Building better habits
I’ve been listening to a great book by James Clear, called Atomic Habits. It’s all about how to effectively form new habits and break old ones, with ease. It provides a lot of great, practical advice on strategies to implement based on neuroscience and behavior change research.
Consistency is key
Today, after I dropped Sydney off at preschool, he was talking about the simple task of tracking habits. He said something that really resonated with me about how it’s more important to show up consistently and perform the habit each day, even if that means not doing the habit at 100%. For many of us (recovering) perfectionists, this can be a hard concept to put into practice. It’s difficult to break the mentality of something only being worth doing if you can do it well.
This isn’t the first time I’ve heard this, but something about it struck me in a different way. Maybe it was the examples he used. Like Jerry Seinfeld writing jokes each day, whether they’re his best or not, just to keep the creation process flowing.
It got me thinking about some of my goals that I’ve been struggling with and daily actions I could gradually start taking to make them a reality. For example, writing this blog post. The key is not trying to take on too much at once.
Ditch the all-or-nothing attitude
Then it got me thinking about the all-or-nothing attitude that I hear so many people take when it comes to improving their health. Often trying to do way too much and be way too perfect, way too fast.
From there, the ideas started flowing. So here you have it…
Simple daily actions you can take to improve your health.
Daily actions for eating better:
When it comes to eating better, you might commit to:
Putting your fork down between bites during one meal each day.
Stopping eating at satisfied instead of stuffed during one meal each day.
Adding a daily super smoothie that includes fruit, veggie, protein, and healthy fat.
Start your day with a palm-sized serving of protein (like eggs, sausage or greek yogurt) during breakfast.
Adding a cup of vegetables to one meal a day.
Swapping your morning mocha for an americano with a bit of cream and one sugar most days of the week.
Packing your lunch each night, for work the following day.
Daily actions to increase your activity level:
When it comes to getting more active, you could commit to:
Performing 10 squats each morning after you get out of bed. Or each night, before you get into bed.

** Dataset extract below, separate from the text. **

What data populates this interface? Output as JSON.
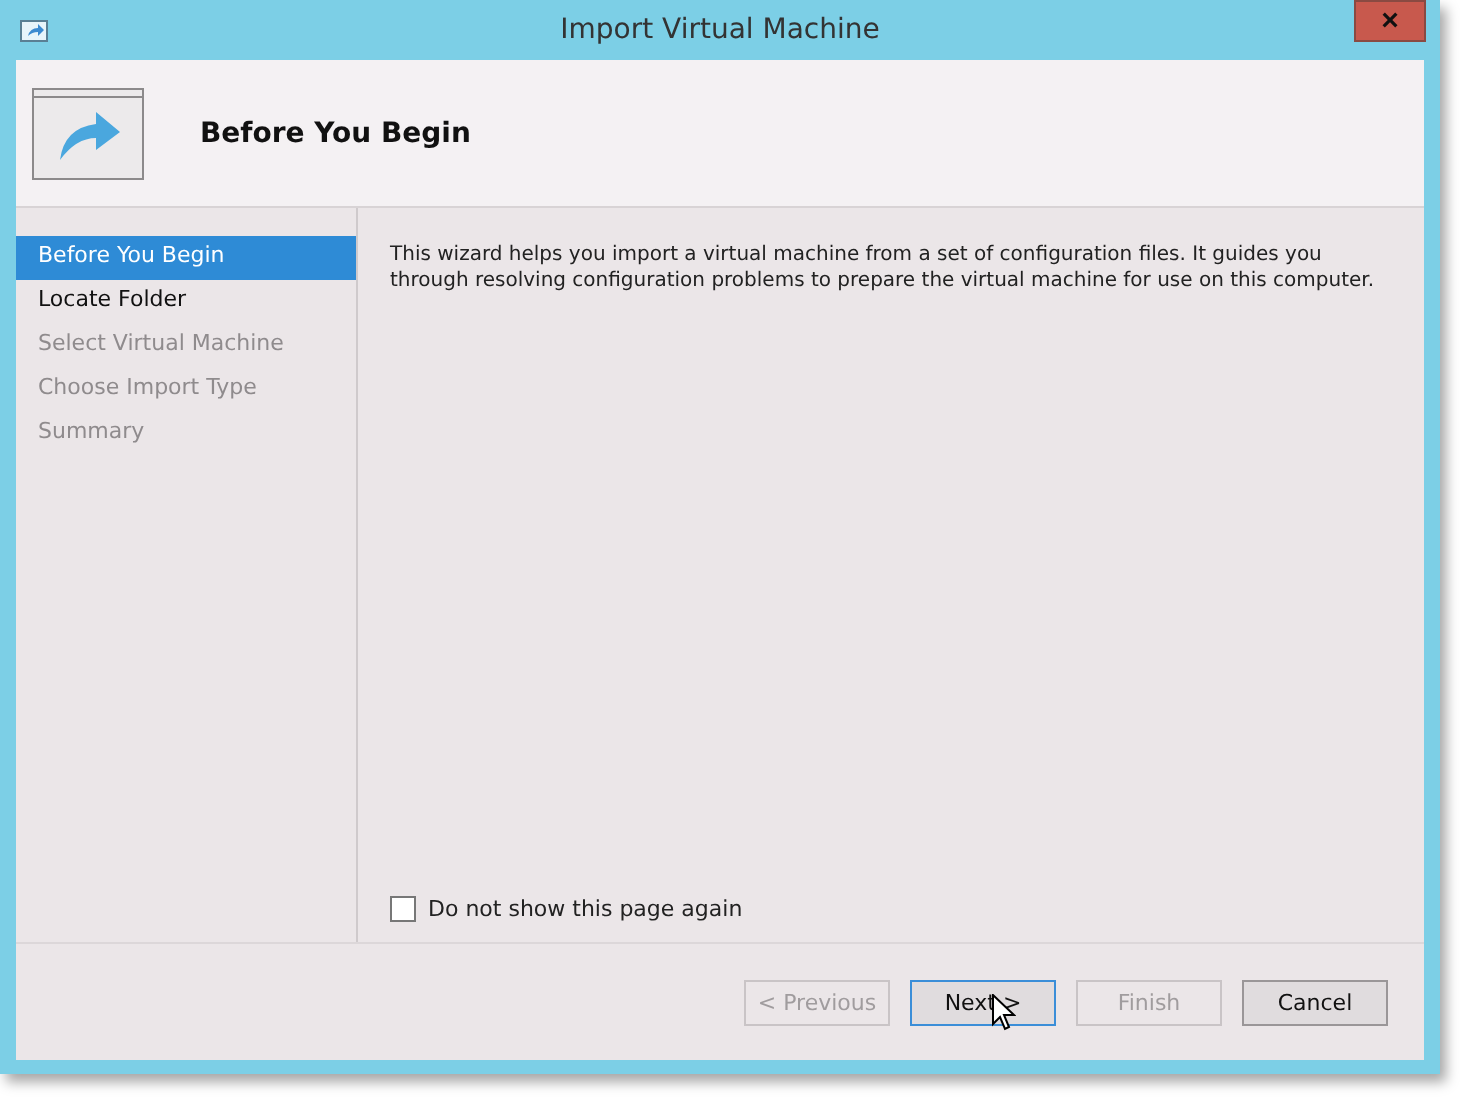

Taking a 10-minute walk before or after lunch.
Packing your gym bag the previous night so it’s ready to go the next day.
Heading to the gym right after work, rather than going home first.
Opting for the stairs instead of the elevator, at least once each day.
Waking up 10 minutes earlier to get a quick stretching session in each day.
Daily actions for general health:
Some ideas for other health promoting behaviors that don’t fit nicely into a specific category, you could commit to:
Taking a multivitamin after breakfast (or any other meal) each day.
Downing a glass of water just before brushing your teeth each morning.
Turning off the TV at 10pm each night so you go to bed at a reasonable hour.
Closing your eyes and practicing deep breathing for 1 minute in your car, before going into work.
Making habits stick
A few things to keep in mind as you select an action to start with:
Simple is better. On an implementation scale of 1-10, you want to be at an 8 or above in terms of confidence that you can make it happen each day. As you build confidence, you can always add on. For example, a 10-minute walk becomes 15 minutes or a goal for 1 meal a day becomes 2.
Track it. You don’t need some elaborate tracking system. You can simply mark your calendar with an x on the days you complete it. Or seek out some of the basic habit tracking apps out there like….
Attach your new daily action to something you already do. This is a strategy called habit stacking that James talks about in the book. I’ve found it to be really helpful. For example, before I eat lunch, I’ll go for a 10-minute walk. Or, one that I’ve recently found success with is while I eat my breakfast, I’ll download my financial transactions from the previous day.
Be gentle with yourself. If you miss a day, or didn’t do the action as well as you liked, let it go and focus on what you can do tomorrow.
Give it time. Pick one action and do it for at least 1-2 weeks, or until it feels like a part of your routine, before moving on to the next.
Inspired by some of the ideas here? Or have your own? I’d love to hear about the small changes you’re making to build healthy habits - comment below.